| Prompt |
Every single entry needs to appear again exactly as given.

[Page and application data records]
◇ ◇ ◇ ◇
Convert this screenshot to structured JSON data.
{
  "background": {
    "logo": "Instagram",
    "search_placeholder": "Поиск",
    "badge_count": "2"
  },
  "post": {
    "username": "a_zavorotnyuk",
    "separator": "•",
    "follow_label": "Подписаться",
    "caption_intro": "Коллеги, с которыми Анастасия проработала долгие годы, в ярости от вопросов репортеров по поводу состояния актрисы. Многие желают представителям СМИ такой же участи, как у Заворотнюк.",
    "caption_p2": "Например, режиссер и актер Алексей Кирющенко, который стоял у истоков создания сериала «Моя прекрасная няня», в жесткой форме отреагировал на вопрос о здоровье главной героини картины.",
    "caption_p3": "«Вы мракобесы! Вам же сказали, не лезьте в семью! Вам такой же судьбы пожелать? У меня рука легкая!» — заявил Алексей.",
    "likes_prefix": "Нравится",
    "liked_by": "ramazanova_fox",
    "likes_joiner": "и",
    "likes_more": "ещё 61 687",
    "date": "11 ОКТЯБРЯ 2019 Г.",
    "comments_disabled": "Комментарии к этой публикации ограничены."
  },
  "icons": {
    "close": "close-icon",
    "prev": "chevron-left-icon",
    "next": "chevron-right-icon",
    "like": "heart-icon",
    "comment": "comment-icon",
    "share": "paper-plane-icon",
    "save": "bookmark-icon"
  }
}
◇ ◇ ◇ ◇
| Task solution |
Convert this screenshot to structured JSON data.
{
  "background": {
    "logo": "Instagram",
    "search_placeholder": "Поиск",
    "badge_count": "2"
  },
  "post": {
    "username": "a_zavorotnyuk",
    "separator": "•",
    "follow_label": "Подписаться",
    "caption_intro": "Коллеги, с которыми Анастасия проработала долгие годы, в ярости от вопросов репортеров по поводу состояния актрисы. Многие желают представителям СМИ такой же участи, как у Заворотнюк.",
    "caption_p2": "Например, режиссер и актер Алексей Кирющенко, который стоял у истоков создания сериала «Моя прекрасная няня», в жесткой форме отреагировал на вопрос о здоровье главной героини картины.",
    "caption_p3": "«Вы мракобесы! Вам же сказали, не лезьте в семью! Вам такой же судьбы пожелать? У меня рука легкая!» — заявил Алексей.",
    "likes_prefix": "Нравится",
    "liked_by": "ramazanova_fox",
    "likes_joiner": "и",
    "likes_more": "ещё 61 687",
    "date": "11 ОКТЯБРЯ 2019 Г.",
    "comments_disabled": "Комментарии к этой публикации ограничены."
  },
  "icons": {
    "close": "close-icon",
    "prev": "chevron-left-icon",
    "next": "chevron-right-icon",
    "like": "heart-icon",
    "comment": "comment-icon",
    "share": "paper-plane-icon",
    "save": "bookmark-icon"
  }
}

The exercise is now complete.